Fuel Cell Future
Fuel cells are among the most promising technologies for the future of power generation. Today, however, fuel cells suffer from high capital costs, high operating costs and constraints on fuel supply and storage.
Nanotechnology researchers, however, are developing solutions to these nagging problems. Researchers at the Georgia Institute of Technology, for example, are focused on the fuel end of the fuel-cell challenge.
Scientists have long known that oxides of certain rare-earth elements (cerium, terbium and praseodymium, to be precise) can produce hydrogen from water vapor and methane in continuous inhale and exhale cycles-cycles that Georgia Tech researchers call "oxygen pumping." Theoretically, this principle could yield technology for small-scale hydrogen production, which would address the fuel transportation and storage issues that now constrain fuel cells' commercial viability.

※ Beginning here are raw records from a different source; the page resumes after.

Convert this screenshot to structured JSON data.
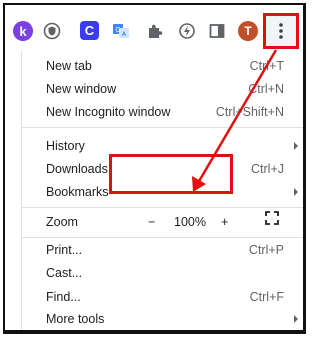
{
  "toolbar": {
    "extensions": [
      {
        "name": "k-extension-icon",
        "glyph": "k",
        "color": "#7b3fe4"
      },
      {
        "name": "shield-extension-icon"
      },
      {
        "name": "c-extension-icon",
        "glyph": "C",
        "color": "#3b3bf0"
      },
      {
        "name": "translate-icon"
      },
      {
        "name": "puzzle-icon"
      },
      {
        "name": "speed-icon"
      },
      {
        "name": "side-panel-icon"
      }
    ],
    "avatar_initial": "T",
    "avatar_color": "#c0502a",
    "menu_button_icon": "vertical-ellipsis-icon"
  },
  "menu": {
    "group1": [
      {
        "label": "New tab",
        "shortcut": "Ctrl+T"
      },
      {
        "label": "New window",
        "shortcut": "Ctrl+N"
      },
      {
        "label": "New Incognito window",
        "shortcut": "Ctrl+Shift+N"
      }
    ],
    "group2": [
      {
        "label": "History",
        "submenu": true
      },
      {
        "label": "Downloads",
        "shortcut": "Ctrl+J"
      },
      {
        "label": "Bookmarks",
        "submenu": true
      }
    ],
    "zoom": {
      "label": "Zoom",
      "minus": "−",
      "value": "100%",
      "plus": "+",
      "fullscreen_icon": "fullscreen-icon"
    },
    "group3": [
      {
        "label": "Print...",
        "shortcut": "Ctrl+P"
      },
      {
        "label": "Cast..."
      },
      {
        "label": "Find...",
        "shortcut": "Ctrl+F"
      },
      {
        "label": "More tools",
        "submenu": true
      }
    ]
  },
  "annotation": {
    "highlight_color": "#e01010"
  }
}
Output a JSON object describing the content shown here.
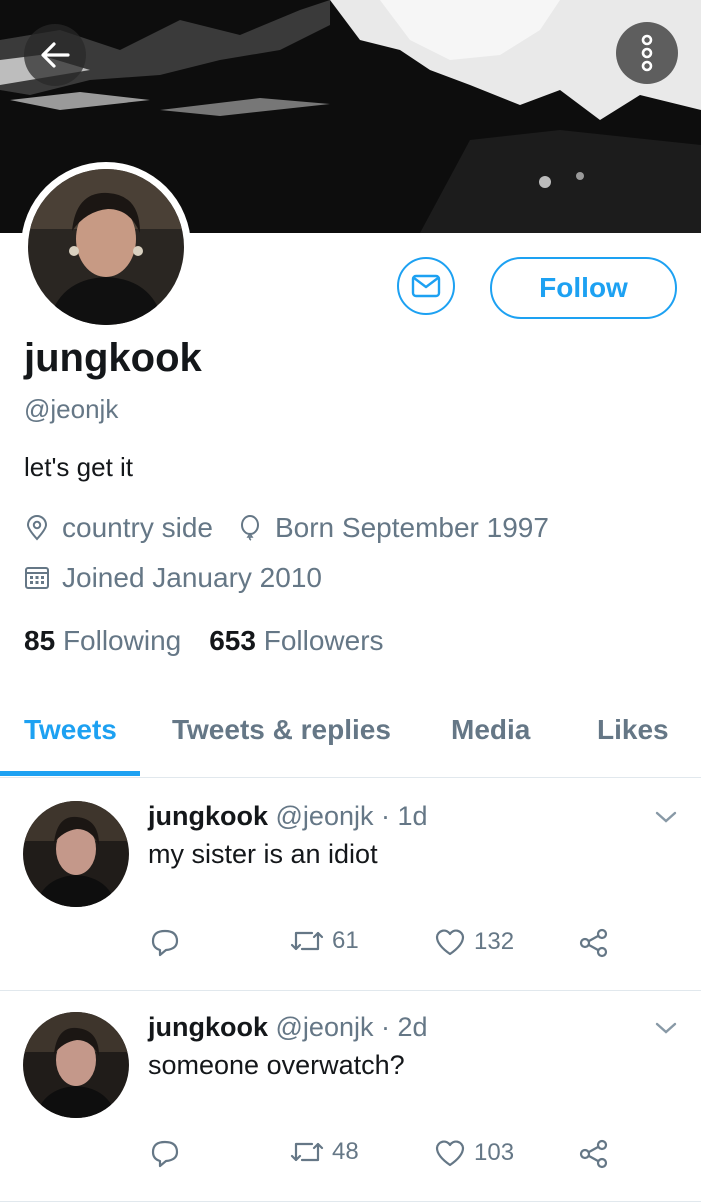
{
  "profile": {
    "name": "jungkook",
    "handle": "@jeonjk",
    "bio": "let's get it",
    "location": "country side",
    "birthday": "Born September 1997",
    "joined": "Joined January 2010",
    "following_count": "85",
    "following_label": "Following",
    "followers_count": "653",
    "followers_label": "Followers"
  },
  "header": {
    "follow_label": "Follow",
    "back_icon": "arrow-left-icon",
    "more_icon": "more-vertical-icon",
    "message_icon": "envelope-icon"
  },
  "tabs": [
    {
      "label": "Tweets",
      "active": true
    },
    {
      "label": "Tweets & replies",
      "active": false
    },
    {
      "label": "Media",
      "active": false
    },
    {
      "label": "Likes",
      "active": false
    }
  ],
  "tweets": [
    {
      "name": "jungkook",
      "handle": "@jeonjk",
      "time": "· 1d",
      "text": "my sister is an idiot",
      "retweets": "61",
      "likes": "132"
    },
    {
      "name": "jungkook",
      "handle": "@jeonjk",
      "time": "· 2d",
      "text": "someone overwatch?",
      "retweets": "48",
      "likes": "103"
    }
  ],
  "colors": {
    "accent": "#1da1f2",
    "secondary_text": "#657786",
    "primary_text": "#14171a",
    "divider": "#e1e8ed"
  }
}
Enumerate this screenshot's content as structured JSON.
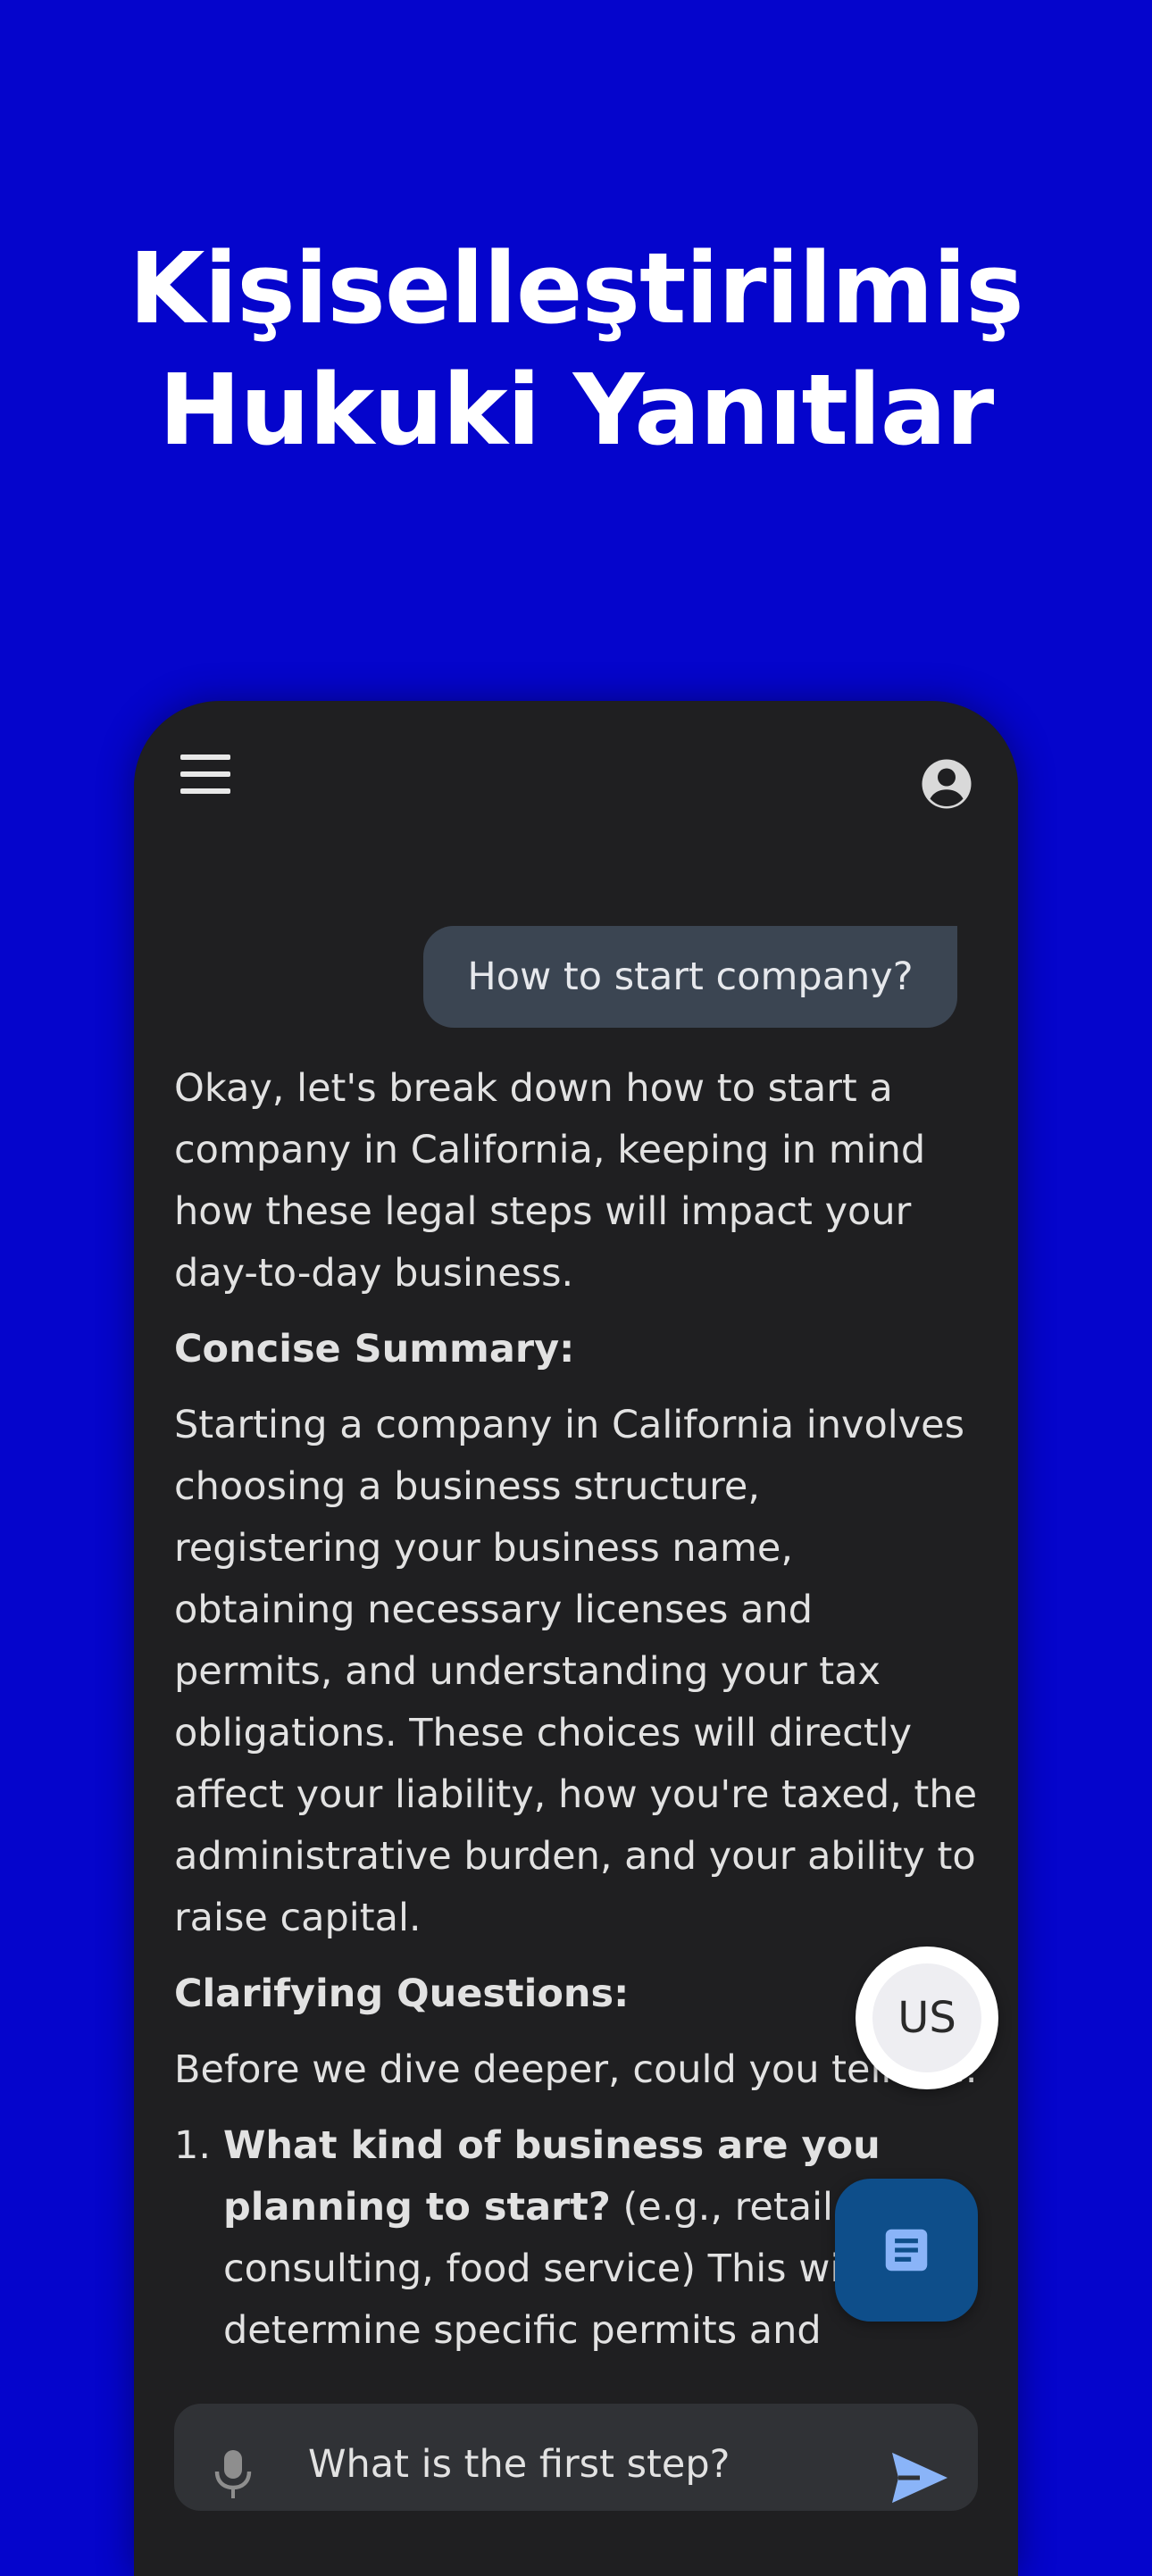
{
  "hero": {
    "title_line1": "Kişiselleştirilmiş",
    "title_line2": "Hukuki Yanıtlar"
  },
  "header": {
    "menu_icon": "hamburger-menu-icon",
    "account_icon": "account-circle-icon"
  },
  "chat": {
    "user_message": "How to start company?",
    "reply": {
      "intro": "Okay, let's break down how to start a company in California, keeping in mind how these legal steps will impact your day-to-day business.",
      "summary_heading": "Concise Summary:",
      "summary_text": "Starting a company in California involves choosing a business structure, registering your business name, obtaining necessary licenses and permits, and understanding your tax obligations. These choices will directly affect your liability, how you're taxed, the administrative burden, and your ability to raise capital.",
      "questions_heading": "Clarifying Questions:",
      "questions_intro": "Before we dive deeper, could you tell me:",
      "questions": [
        {
          "number": "1.",
          "bold": "What kind of business are you planning to start?",
          "text": " (e.g., retail, tech, consulting, food service) This will help determine specific permits and"
        }
      ]
    }
  },
  "fab": {
    "region_label": "US",
    "doc_icon": "document-icon"
  },
  "composer": {
    "value": "What is the first step?",
    "mic_icon": "microphone-icon",
    "send_icon": "send-icon"
  },
  "colors": {
    "background": "#0505cc",
    "phone_surface": "#1f1f21",
    "user_bubble": "#3b4552",
    "doc_fab": "#0e4e8a",
    "send_accent": "#8ab4f8"
  }
}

The Georgia Tech studies are focused on improving the efficiency of the oxygen-pumping process. "Our progress shows surprising improvements," says Dr. Zhong L. Wang, professor and director of Georgia Tech's Center for Nanoscience and Nanotechnology. By doping iron atoms into the oxides, Georgia Tech researchers have lowered the temperatures at which the rare-earth oxides produce hydrogen, from about 1,700 C to about 400 C. Additionally, researchers have developed techniques that eliminate the need for catalysts in the process-catalysts that are expensive and that degrade with use.
"Our next steps are to try to reduce the temperature more and improve efficiency," Wang says. "For large-scale production, we have to improve the pumping speed by a factor of five." Although this represents a significant research challenge, if successful it could give fuel cells a major boost.
An even bigger boost, however, could come from developments within the fuel cell itself. Toward this end, PlugPower Inc. in Latham, N.Y., together with Albany NanoTech, an R&D arm of the State University of New York, began developing nanostructures and materials for polymer electrolyte membrane fuel cells. The five-year project is aimed at achieving three main goals:
First, nanotechnology could improve the initial and long-term performance of fuel cells by optimizing the nano-scale structure of the electrodes. "If you put the particles down in a predetermined, structured way, you will get higher current densities, and over time the structure would probably be more stable too," says Dr. John Elter, PlugPower's vice president of research and system architecture.
Indeed, durability is the focus of the second goal. Today's membranes degrade with time and use, making fuel cells more costly to operate. "Nanotechnology is one path to improving stack life," Elter says. Specifically, a nano-structured electrode surface might prevent platinum particles from agglomerating and degrading the electrode's performance. "I hope we'll get an order of magnitude of improvement," Elter says. "But even if we double the stack life, that would also be very good."
The third goal involves reducing manufacturing costs by minimizing the amount of costly platinum required in an electrode. One approach involves using carbon nanotubes. "If you can get these tubes to stand on end on the membrane, you would have a much greater effective surface area, and the platinum loading would go down," Elter says.
Some nanotechnology researchers have reported staggering reductions in platinum loading-up to 98 percent reductions in some cases. Elter warns, however, that isolated lab results can be misleading, and more development will be required to achieve consistent, commercial-scale results. Still, he is optimistic about the prospects.
"There is a lot of promise in the literature, and tremendous momentum now," he says. "We should see a line of sight to an end game after a couple of years of research."
Articles found on this page are available to subscribers only. For more information about obtaining a username and password, please call our Customer Service Department at 1-800-368-5001.